Generally speaking, there is legally no duty to rescue another person.
The courts have gone into very gory details in order to explain this. In Buch v. Amory Manufacturing Co., the defendant had no obligation to save a child from crushing his hand in a manufacturing machine. The court suggested an analogy in which a baby was on the train tracks – did a person standing idly by have the obligation to save him? Legally, no. He was a “ruthless savage and a moral monster,” but legally he did not have to save that baby.
An interesting and solid case to the contrary is Soldano v. O’Daniels, where the Court of Appeals of California bucked convention and stated that an employee did have a duty to help.

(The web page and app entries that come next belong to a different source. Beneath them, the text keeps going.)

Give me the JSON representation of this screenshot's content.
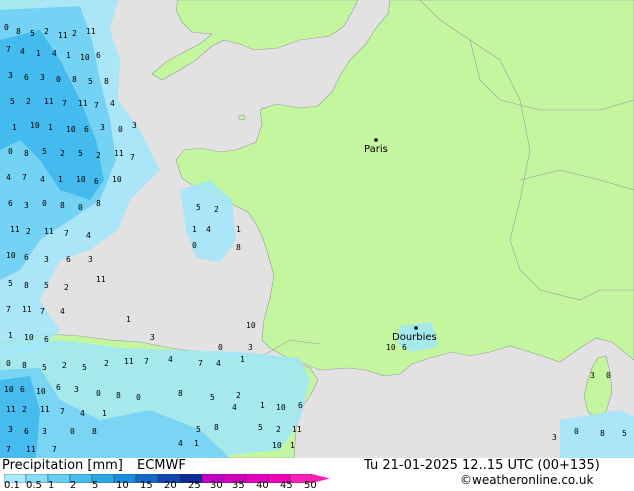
{
  "title_left": "Precipitation [mm]",
  "model": "ECMWF",
  "valid_time": "Tu 21-01-2025 12..15 UTC (00+135)",
  "credit": "©weatheronline.co.uk",
  "cities": [
    {
      "name": "Paris"
    },
    {
      "name": "Dourbies"
    }
  ],
  "legend": {
    "ticks": [
      "0.1",
      "0.5",
      "1",
      "2",
      "5",
      "10",
      "15",
      "20",
      "25",
      "30",
      "35",
      "40",
      "45",
      "50"
    ],
    "colors": [
      "#a8eaff",
      "#88dcf8",
      "#66cef2",
      "#44bcec",
      "#2aa8e4",
      "#1a8edc",
      "#1668c8",
      "#1248b0",
      "#0c2a98",
      "#c400c4",
      "#d400c0",
      "#e400bc",
      "#f000b8",
      "#f820b8"
    ]
  },
  "colors": {
    "sea": "#e2e2e2",
    "land": "#c4f6a0",
    "rain_light": "#a0e6fa",
    "rain_mid": "#6ed0f4",
    "rain_heavy": "#3cb6ec"
  },
  "grid_values": [
    "0",
    "1",
    "2",
    "3",
    "4",
    "5",
    "6",
    "7",
    "8",
    "10",
    "11"
  ]
}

In that case, a Good Samaritan requested that a store employee use the phone to call the police, as a person was being threatened in a bar across the street. The employee denied the use of the phone to the Good Samaritan and refused to place the call himself. The person ended up dying, and the Court said, enough is enough. This person would not have died if that call had been placed, and someone has to take responsibility. They felt it was time to reexamine the traditional relationship of responsibility.
Normally, however, there is no duty to rescue. Soldano is a unique quirk in the legal system that has not overcome the four categories of duties, which we shall now discuss.

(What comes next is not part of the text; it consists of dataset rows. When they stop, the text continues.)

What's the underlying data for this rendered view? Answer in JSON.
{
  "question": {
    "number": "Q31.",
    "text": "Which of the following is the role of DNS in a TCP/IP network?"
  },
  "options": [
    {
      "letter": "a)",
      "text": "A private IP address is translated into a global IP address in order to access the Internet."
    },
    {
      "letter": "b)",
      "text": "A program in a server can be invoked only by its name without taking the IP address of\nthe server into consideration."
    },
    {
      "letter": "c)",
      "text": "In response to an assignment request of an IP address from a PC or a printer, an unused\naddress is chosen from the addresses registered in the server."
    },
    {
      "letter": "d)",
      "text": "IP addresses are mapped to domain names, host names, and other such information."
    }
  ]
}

Legal categories of duty
When someone is in peril, injured or somehow incapacitated, there are certain situations in which a duty to rescue is pre-established. In these cases, reasonable assistance would need to be provided, and failing to come to the rescue of these parties would be grounds for liability.
- The defendant created the peril: If it was the person’s own negligence that created this situation, then he’d better figure a way out of it – and get the plaintiff out of it, too.
- There is a special relationship: This is a parent-child relationship, student-teacher relationship, inmate-correctional officer, or the like. If one has a special relationship with the other, then they are responsible for the other as well.
- They undertook an action: As we said in the beginning of this article, let’s say someone was drowning way out at sea. You decide to run out and be a hero, desperately swimming to meet your flailing friend. The other people on shore look at your churning limbs and think, “Wow, okay, he’s got this.” They decide not to intervene because of your actions. Halfway to your friend, your side cramps up and you realize, with a sinking feeling, that you can’t make it. You can’t do it. Your friend drowns, and nobody else helped because they thought you had control of the situation. Once a person begins a rescue, they have an obligation to finish it. If you fail to render aid, well… you blew it.
In Jones v. United States, the United States Court of Appeals for the District of Columbia discussed “at least” four categories of criminal liability in relationship to a case in which a baby died because of neglect. Those four categories are:
- A statute imposes a duty to care for another;
- One stands in a certain relationship status to another;
- One has assumed a contractual duty to care for another; and
- One has voluntarily assumed the care of another.
The court also discussed the theory of “omission,” where the absence of an act (here, neglecting to take care of a baby) resulted in someone’s death, which is chargeable with manslaughter. It’s a difficult balance.
Be careful when you help
Sometimes you will desperately want to help, and that’s a good thing. That is the right reaction to have. For instance, there might be baby ducklings on the highway that are about to be run over. You’ll have to make a choice: Let them be run over, or get out of your car and save them.
However, you might end up causing an accident yourself.
If you come across an accident, you don’t have to pretend to be a hero if you’re not ready to be one.
It’s okay to be the person who calls 9-1-1 instead of giving CPR if you don’t know how. You might make their injuries worse if you don’t really know what you’re doing. Don’t assume responsibility if you don’t know what to do. The victim will thank you for it.
If you did expose yourself to civil liability and need to know how to protect yourself, consider speaking with an Enjuris attorney.